There is the sticker price, and then there’s the actual amount you paid after bargaining with the dealer about discounts. For pharmaceuticals, the media typically reports on list prices which are analogous to the “sticker price” for cars. The net price is what matters, and it is the price that includes discounts and rebates. The key question here is how successful Medicare Part D plans are at negotiating prices down from the list price.
Ippolito & Levy (2023), have written a paper to address this question. They used 2007-2019 data from SSR Health on drug prices and rebates and from Medical Expiture Panel Survey (MEPS) data on drug usage.
These data are used to compare the relative sizes of rebates for brand drugs based on the number of patients who use the drug and are covered under Medicare Part D.

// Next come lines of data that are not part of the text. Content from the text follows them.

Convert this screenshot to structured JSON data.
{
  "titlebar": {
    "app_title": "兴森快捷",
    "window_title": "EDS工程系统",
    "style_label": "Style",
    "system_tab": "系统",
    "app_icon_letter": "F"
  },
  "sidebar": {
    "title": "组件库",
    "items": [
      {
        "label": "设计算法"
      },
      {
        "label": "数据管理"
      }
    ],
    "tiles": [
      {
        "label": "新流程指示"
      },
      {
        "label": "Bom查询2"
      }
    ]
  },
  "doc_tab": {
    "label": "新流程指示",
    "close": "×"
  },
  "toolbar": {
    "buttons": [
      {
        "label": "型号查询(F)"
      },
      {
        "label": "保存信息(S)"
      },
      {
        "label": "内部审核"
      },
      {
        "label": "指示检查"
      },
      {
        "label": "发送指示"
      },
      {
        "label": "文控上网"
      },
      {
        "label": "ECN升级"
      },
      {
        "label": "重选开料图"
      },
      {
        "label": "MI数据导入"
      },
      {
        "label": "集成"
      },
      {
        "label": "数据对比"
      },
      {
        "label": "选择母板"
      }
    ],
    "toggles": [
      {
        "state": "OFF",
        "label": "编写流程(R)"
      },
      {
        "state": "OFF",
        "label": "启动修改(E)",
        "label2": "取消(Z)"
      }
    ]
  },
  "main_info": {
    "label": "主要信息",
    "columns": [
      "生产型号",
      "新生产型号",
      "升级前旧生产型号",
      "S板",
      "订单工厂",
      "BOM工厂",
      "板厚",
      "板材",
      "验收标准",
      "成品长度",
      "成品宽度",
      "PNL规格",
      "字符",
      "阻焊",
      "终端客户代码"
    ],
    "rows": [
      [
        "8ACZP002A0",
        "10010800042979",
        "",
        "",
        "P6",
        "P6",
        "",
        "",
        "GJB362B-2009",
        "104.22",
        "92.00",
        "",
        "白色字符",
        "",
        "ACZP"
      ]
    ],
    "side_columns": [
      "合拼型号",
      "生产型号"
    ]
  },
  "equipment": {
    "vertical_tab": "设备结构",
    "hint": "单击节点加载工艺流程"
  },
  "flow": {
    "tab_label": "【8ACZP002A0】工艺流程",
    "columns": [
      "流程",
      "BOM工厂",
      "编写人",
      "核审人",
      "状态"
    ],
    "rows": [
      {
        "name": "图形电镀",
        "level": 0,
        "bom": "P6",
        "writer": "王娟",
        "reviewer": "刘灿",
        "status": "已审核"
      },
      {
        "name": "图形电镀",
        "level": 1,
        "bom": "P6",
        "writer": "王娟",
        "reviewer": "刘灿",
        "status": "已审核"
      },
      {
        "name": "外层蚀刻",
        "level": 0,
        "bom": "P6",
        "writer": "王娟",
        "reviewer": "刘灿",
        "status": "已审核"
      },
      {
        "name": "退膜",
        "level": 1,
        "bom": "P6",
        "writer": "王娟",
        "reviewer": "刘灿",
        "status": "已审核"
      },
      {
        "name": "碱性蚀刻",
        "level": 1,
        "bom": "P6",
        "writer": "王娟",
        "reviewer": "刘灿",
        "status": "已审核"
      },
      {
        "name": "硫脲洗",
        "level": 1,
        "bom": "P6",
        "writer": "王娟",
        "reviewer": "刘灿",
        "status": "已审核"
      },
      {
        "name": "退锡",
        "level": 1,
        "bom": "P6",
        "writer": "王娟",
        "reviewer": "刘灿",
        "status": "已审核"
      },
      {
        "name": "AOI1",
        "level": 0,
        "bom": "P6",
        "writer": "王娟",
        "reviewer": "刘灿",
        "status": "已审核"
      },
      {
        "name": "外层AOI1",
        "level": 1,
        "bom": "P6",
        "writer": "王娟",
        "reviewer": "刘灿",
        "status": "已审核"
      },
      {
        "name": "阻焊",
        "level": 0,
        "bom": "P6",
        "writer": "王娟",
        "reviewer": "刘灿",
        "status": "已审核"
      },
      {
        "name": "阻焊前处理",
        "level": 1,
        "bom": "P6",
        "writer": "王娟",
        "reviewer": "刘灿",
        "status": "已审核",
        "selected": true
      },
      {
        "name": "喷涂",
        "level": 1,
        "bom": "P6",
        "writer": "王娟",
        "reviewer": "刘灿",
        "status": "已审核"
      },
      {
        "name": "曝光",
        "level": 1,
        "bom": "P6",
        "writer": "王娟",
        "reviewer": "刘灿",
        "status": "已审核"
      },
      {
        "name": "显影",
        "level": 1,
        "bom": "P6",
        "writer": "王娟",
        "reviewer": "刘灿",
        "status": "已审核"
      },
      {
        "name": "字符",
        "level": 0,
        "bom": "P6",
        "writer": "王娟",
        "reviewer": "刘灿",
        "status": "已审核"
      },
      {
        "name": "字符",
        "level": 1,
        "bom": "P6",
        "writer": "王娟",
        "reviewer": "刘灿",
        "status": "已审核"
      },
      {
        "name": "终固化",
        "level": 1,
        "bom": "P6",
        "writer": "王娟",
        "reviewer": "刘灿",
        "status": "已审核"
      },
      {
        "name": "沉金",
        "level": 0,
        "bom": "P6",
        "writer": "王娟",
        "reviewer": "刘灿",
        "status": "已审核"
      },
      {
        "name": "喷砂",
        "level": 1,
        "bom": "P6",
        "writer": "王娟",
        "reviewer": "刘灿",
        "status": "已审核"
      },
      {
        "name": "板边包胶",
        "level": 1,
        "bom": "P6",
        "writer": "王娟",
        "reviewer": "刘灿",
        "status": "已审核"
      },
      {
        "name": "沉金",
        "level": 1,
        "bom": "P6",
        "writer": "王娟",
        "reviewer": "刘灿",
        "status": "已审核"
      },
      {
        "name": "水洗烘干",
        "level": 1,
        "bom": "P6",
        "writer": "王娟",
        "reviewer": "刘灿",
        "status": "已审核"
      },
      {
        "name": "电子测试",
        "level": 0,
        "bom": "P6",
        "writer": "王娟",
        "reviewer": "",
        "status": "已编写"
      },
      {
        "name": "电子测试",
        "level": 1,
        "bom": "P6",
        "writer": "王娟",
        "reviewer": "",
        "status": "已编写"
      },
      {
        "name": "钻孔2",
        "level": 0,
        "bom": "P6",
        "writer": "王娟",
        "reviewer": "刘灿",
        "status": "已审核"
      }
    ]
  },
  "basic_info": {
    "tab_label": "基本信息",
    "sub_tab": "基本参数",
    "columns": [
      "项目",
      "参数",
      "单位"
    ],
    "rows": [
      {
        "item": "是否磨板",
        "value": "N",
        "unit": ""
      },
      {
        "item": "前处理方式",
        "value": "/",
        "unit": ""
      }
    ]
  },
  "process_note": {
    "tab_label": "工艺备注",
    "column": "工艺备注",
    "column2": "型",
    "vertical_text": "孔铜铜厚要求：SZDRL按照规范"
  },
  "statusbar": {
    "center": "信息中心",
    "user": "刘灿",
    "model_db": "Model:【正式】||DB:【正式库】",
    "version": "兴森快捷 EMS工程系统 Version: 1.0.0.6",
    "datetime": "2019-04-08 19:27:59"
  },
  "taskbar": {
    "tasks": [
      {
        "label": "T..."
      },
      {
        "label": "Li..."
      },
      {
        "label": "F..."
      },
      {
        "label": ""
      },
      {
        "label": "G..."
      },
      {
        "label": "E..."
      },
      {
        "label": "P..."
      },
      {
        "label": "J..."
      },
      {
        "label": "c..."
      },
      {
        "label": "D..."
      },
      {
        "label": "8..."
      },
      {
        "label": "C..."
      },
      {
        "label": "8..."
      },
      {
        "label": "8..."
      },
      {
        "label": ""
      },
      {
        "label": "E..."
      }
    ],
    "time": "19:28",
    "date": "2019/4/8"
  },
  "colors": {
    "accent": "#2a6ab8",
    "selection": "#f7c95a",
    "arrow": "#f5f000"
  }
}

The negative correlation between the net-to list price ratios was found [Medicare market shares] MMS in the last years of our sample. A significant 4.6% increase in MMS was observed in 2019, with a 10% increase. [95% CI: 2.1%, 7.1%] The net-to list ratio has fallen. Difference-in-differences showed net-to-list price ratios of drugs with above median MMS fell relative to those with below median MMS. In 2019,…